* **Exercise directions**: Using the records provided below, locate and copy each line that contains the word "content".

* **Records shown**:
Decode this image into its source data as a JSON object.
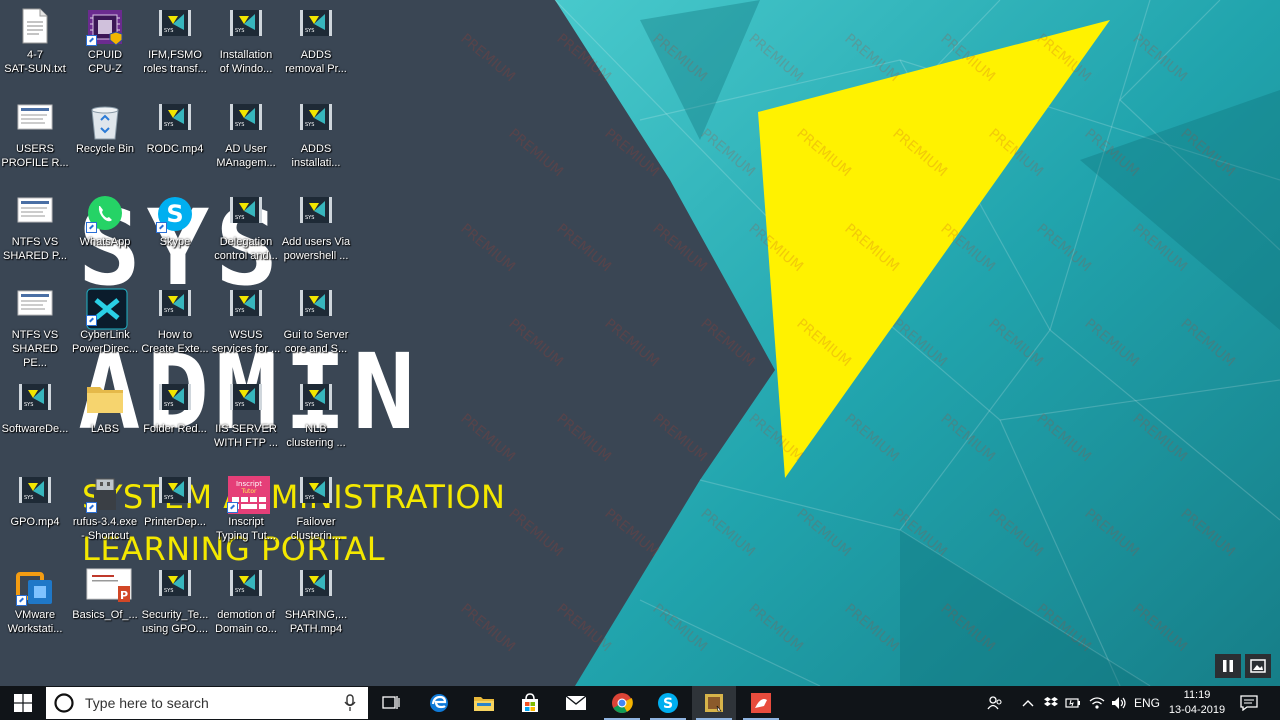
{
  "brand": {
    "big1": "SYS",
    "big2": "ADMIN",
    "line1": "SYSTEM ADMINISTRATION",
    "line2": "LEARNING PORTAL"
  },
  "wallpaper": {
    "watermark": "PREMIUM"
  },
  "desktop_icons": [
    {
      "label": "4-7\nSAT-SUN.txt",
      "icon": "text-file-icon"
    },
    {
      "label": "CPUID\nCPU-Z",
      "icon": "cpuz-icon"
    },
    {
      "label": "IFM,FSMO\nroles transf...",
      "icon": "video-file-icon"
    },
    {
      "label": "Installation\nof Windo...",
      "icon": "video-file-icon"
    },
    {
      "label": "ADDS\nremoval Pr...",
      "icon": "video-file-icon"
    },
    {
      "label": "USERS\nPROFILE R...",
      "icon": "document-thumbnail-icon"
    },
    {
      "label": "Recycle Bin",
      "icon": "recycle-bin-icon"
    },
    {
      "label": "RODC.mp4",
      "icon": "video-file-icon"
    },
    {
      "label": "AD User\nMAnagem...",
      "icon": "video-file-icon"
    },
    {
      "label": "ADDS\ninstallati...",
      "icon": "video-file-icon"
    },
    {
      "label": "NTFS VS\nSHARED P...",
      "icon": "document-thumbnail-icon"
    },
    {
      "label": "WhatsApp",
      "icon": "whatsapp-icon"
    },
    {
      "label": "Skype",
      "icon": "skype-icon"
    },
    {
      "label": "Delegation\ncontrol and...",
      "icon": "video-file-icon"
    },
    {
      "label": "Add users Via\npowershell ...",
      "icon": "video-file-icon"
    },
    {
      "label": "NTFS VS\nSHARED PE...",
      "icon": "document-thumbnail-icon"
    },
    {
      "label": "CyberLink\nPowerDirec...",
      "icon": "cyberlink-icon"
    },
    {
      "label": "How to\nCreate Exte...",
      "icon": "video-file-icon"
    },
    {
      "label": "WSUS\nservices for ...",
      "icon": "video-file-icon"
    },
    {
      "label": "Gui to Server\ncore and S...",
      "icon": "video-file-icon"
    },
    {
      "label": "SoftwareDe...",
      "icon": "video-file-icon"
    },
    {
      "label": "LABS",
      "icon": "folder-icon"
    },
    {
      "label": "Folder Red...",
      "icon": "video-file-icon"
    },
    {
      "label": "IIS SERVER\nWITH FTP ...",
      "icon": "video-file-icon"
    },
    {
      "label": "NLB\nclustering ...",
      "icon": "video-file-icon"
    },
    {
      "label": "GPO.mp4",
      "icon": "video-file-icon"
    },
    {
      "label": "rufus-3.4.exe\n- Shortcut",
      "icon": "rufus-icon"
    },
    {
      "label": "PrinterDep...",
      "icon": "video-file-icon"
    },
    {
      "label": "Inscript\nTyping Tut...",
      "icon": "inscript-icon"
    },
    {
      "label": "Failover\nclusterin...",
      "icon": "video-file-icon"
    },
    {
      "label": "VMware\nWorkstati...",
      "icon": "vmware-icon"
    },
    {
      "label": "Basics_Of_...",
      "icon": "powerpoint-icon"
    },
    {
      "label": "Security_Te...\nusing GPO....",
      "icon": "video-file-icon"
    },
    {
      "label": "demotion of\nDomain co...",
      "icon": "video-file-icon"
    },
    {
      "label": "SHARING,...\nPATH.mp4",
      "icon": "video-file-icon"
    }
  ],
  "inscript_badge": "Inscript\nTutor",
  "taskbar": {
    "search_placeholder": "Type here to search",
    "pinned": [
      "task-view-icon",
      "edge-icon",
      "file-explorer-icon",
      "store-icon",
      "mail-icon",
      "chrome-icon",
      "skype-icon",
      "file-manager-icon",
      "screen-recorder-icon"
    ],
    "language": "ENG",
    "time": "11:19",
    "date": "13-04-2019"
  },
  "colors": {
    "taskbar": "#101418",
    "brand_yellow": "#f4e800",
    "teal": "#2fb6bd",
    "slate": "#3a4654"
  }
}
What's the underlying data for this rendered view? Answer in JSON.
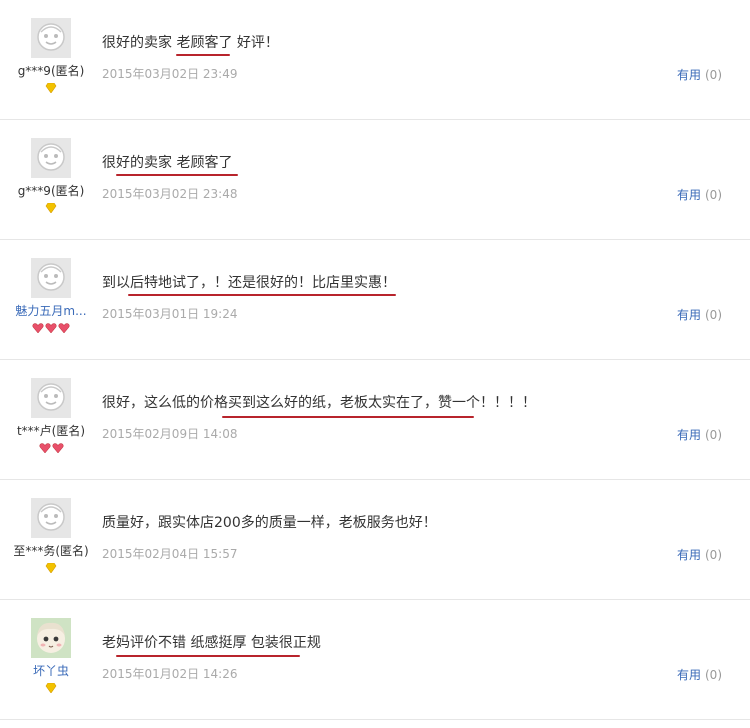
{
  "reviews": [
    {
      "nick": "g***9(匿名)",
      "nick_color": "#333333",
      "avatar": "default",
      "rank": "diamond-1",
      "content": "很好的卖家 老顾客了 好评！",
      "date": "2015年03月02日 23:49",
      "useful_label": "有用",
      "useful_count": "(0)"
    },
    {
      "nick": "g***9(匿名)",
      "nick_color": "#333333",
      "avatar": "default",
      "rank": "diamond-1",
      "content": "很好的卖家 老顾客了",
      "date": "2015年03月02日 23:48",
      "useful_label": "有用",
      "useful_count": "(0)"
    },
    {
      "nick": "魅力五月m...",
      "nick_color": "#3a6ab8",
      "avatar": "default",
      "rank": "heart-3",
      "content": "到以后特地试了，！还是很好的！比店里实惠！",
      "date": "2015年03月01日 19:24",
      "useful_label": "有用",
      "useful_count": "(0)"
    },
    {
      "nick": "t***卢(匿名)",
      "nick_color": "#333333",
      "avatar": "default",
      "rank": "heart-2",
      "content": "很好，这么低的价格买到这么好的纸，老板太实在了，赞一个！！！！",
      "date": "2015年02月09日 14:08",
      "useful_label": "有用",
      "useful_count": "(0)"
    },
    {
      "nick": "至***务(匿名)",
      "nick_color": "#333333",
      "avatar": "default",
      "rank": "diamond-1",
      "content": "质量好，跟实体店200多的质量一样，老板服务也好！",
      "date": "2015年02月04日 15:57",
      "useful_label": "有用",
      "useful_count": "(0)"
    },
    {
      "nick": "坏丫虫",
      "nick_color": "#3a6ab8",
      "avatar": "photo",
      "rank": "diamond-1",
      "content": "老妈评价不错 纸感挺厚 包装很正规",
      "date": "2015年01月02日 14:26",
      "useful_label": "有用",
      "useful_count": "(0)"
    }
  ],
  "colors": {
    "underline": "#b8242c",
    "link": "#3a6ab8",
    "date": "#aaaaaa"
  }
}
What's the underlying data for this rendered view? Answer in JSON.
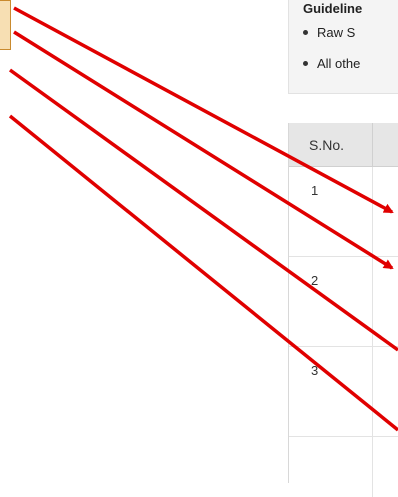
{
  "guidelines": {
    "title": "Guideline",
    "items": [
      {
        "text": "Raw S"
      },
      {
        "text": "All othe"
      }
    ]
  },
  "table": {
    "headers": [
      "S.No."
    ],
    "rows": [
      {
        "sno": "1"
      },
      {
        "sno": "2"
      },
      {
        "sno": "3"
      },
      {
        "sno": ""
      }
    ]
  },
  "colors": {
    "arrow": "#e00000",
    "callout_fill": "#f7dfb3",
    "callout_border": "#c98a2e",
    "header_bg": "#e6e6e6",
    "guidelines_bg": "#f4f4f4"
  },
  "annotations": {
    "arrow_count": 4,
    "arrow_icon": "red-arrow-icon"
  }
}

* **Response below**:
      "content": "很好的卖家 老顾客了 好评！",
      "content": "很好的卖家 老顾客了",
      "content": "到以后特地试了，！还是很好的！比店里实惠！",
      "content": "很好，这么低的价格买到这么好的纸，老板太实在了，赞一个！！！！",
      "content": "质量好，跟实体店200多的质量一样，老板服务也好！",
      "content": "老妈评价不错 纸感挺厚 包装很正规",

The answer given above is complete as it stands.